As strange as this next statement may sound, we learned deer can die, will die and do die with a full stomach. You may already know that deer, like cows, are ruminants. They have multiple-chambered stomachs. What you may not know is that deer rely on microorganisms to break down their foods. Because of their microorganisms, deer are browsers, not grazers. Within a given year, from the spring season to the next season and so on, deer will browse on a variety of new seasonal vegetation while still feeding on some older vegetation. This allows the microorganisms within their stomach to adjust slowly from one food source to the newer food source. It may take weeks, however, for the microorganisms to adjust completely to new foods. We soon learned it was best to feed every day once our feeding program began. Feed consistently with the same feeds and in the volumes needed for each deer, every day. I can personally testify that to abruptly change deer foods puts their digestive system into a dilemma, causing problems from bloating to diarrhea.
I have seen deer arriving to our feeding station in late winter that would not survive because their stomach microorganisms could not adjust to our feed quickly enough to prevent starvation. After their deaths, a check of their femur marrow always showed depleted stored fat. Deer rely on stored fats to get them through our long winters when natural browse (or supplemental feeds) is not available. When their stored fat is depleted, there is most often not sufficient time for the deer’s microorganisms to adjust to new foods. So deer can, indeed do, die of starvation with a full stomach.

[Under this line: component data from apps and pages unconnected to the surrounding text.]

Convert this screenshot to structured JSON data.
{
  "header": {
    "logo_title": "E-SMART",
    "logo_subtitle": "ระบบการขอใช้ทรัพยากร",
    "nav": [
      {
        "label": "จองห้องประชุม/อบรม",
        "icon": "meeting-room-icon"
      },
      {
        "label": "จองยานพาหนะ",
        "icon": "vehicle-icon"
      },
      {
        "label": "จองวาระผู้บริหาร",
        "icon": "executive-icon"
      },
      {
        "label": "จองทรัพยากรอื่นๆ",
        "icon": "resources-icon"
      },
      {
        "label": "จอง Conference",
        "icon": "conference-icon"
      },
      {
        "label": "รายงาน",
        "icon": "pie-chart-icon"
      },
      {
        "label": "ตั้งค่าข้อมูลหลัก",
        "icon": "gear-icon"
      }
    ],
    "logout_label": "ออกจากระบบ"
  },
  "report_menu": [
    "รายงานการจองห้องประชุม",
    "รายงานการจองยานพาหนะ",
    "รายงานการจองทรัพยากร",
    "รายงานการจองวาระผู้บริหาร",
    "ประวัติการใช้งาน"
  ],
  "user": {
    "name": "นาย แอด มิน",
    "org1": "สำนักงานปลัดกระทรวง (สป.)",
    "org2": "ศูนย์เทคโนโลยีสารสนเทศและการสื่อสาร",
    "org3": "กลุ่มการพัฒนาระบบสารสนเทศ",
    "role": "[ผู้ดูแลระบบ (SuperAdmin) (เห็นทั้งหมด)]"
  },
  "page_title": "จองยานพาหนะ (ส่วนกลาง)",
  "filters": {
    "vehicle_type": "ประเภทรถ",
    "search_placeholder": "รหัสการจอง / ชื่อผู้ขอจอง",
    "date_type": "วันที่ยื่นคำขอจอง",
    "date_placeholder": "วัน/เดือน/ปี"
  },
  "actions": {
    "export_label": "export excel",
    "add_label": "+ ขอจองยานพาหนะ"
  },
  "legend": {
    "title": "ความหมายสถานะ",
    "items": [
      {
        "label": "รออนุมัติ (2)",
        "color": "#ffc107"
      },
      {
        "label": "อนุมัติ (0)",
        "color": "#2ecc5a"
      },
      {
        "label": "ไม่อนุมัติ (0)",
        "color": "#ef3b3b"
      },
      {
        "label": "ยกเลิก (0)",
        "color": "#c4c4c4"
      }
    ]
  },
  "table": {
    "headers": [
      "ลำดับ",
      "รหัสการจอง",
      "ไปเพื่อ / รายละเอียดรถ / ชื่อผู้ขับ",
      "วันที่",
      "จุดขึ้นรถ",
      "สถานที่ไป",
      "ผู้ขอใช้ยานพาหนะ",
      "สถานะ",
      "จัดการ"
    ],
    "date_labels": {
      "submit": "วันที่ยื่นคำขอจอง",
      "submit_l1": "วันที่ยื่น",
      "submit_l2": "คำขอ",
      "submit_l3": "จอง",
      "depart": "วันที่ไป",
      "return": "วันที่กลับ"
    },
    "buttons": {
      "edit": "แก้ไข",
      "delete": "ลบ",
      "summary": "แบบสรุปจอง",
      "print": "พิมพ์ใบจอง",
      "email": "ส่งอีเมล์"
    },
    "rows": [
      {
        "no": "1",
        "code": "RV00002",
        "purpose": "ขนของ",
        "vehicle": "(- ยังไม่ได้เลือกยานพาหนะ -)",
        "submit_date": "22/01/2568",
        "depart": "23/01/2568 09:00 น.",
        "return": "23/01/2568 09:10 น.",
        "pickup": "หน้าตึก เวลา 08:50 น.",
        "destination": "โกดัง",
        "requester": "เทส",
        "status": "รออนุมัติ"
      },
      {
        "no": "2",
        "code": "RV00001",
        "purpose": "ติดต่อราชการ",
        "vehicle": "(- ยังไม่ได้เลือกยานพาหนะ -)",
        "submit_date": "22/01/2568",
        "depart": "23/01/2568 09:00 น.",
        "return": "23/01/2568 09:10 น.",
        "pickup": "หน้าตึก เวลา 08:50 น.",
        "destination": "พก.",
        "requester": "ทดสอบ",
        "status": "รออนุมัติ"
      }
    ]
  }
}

That is my concern with “backyard” deer feeders. They are unknowingly doing harm, out of uninformed kindness, to the deer they are trying to help. The people I am most concerned about are inconsistent with the foods they feed and inconsistent with the frequency they feed. They may feed apples one day, carrots another, bread and lettuces another day and then go days without feeding. These people need to be informed; the deer they are feeding inconsistently and with inconsistent feeds are most likely the deer to die with full stomachs. And in the meantime, deer will be browsing on any tree or ornamental plant they can reach. Backyard feeders draw deer too close to roads and vehicle traffic, domestic dogs and other human-associated hazards.
The DEC presently prohibits winter supplemental feeding of wild deer, by regulation. The regulation does permit, however, summer food plots and winter cutting of brush and trees, with some restrictions. The regulation specifically bans the feeding of any processed feeds. You should know, some processed feeds may contain mammalian parts from animals with chronic wasting disease (CWD). And processed feeds may be a source for spreading CWD. The regulation unfortunately also bans locally grown corn, alfalfa and all other feeds deer may like.
Until there is winter feeding compromise from Albany DEC, backyard feeders should desist. There is a proper way to winter-feed deer, but it should be legal to feed. Make your feeding concerns known to Sen. Betty Little and DEC Director of Division of Fish and Wildlife Pat Riexinger. Let them know, if you could feed deer, you are willing to feed properly, you are willing to be a volunteer information collector, and you are willing to be a watchful monitor of backyard deer health.
P.S. My friend feeds her deer whole corn and is consistent in visiting them in the winter.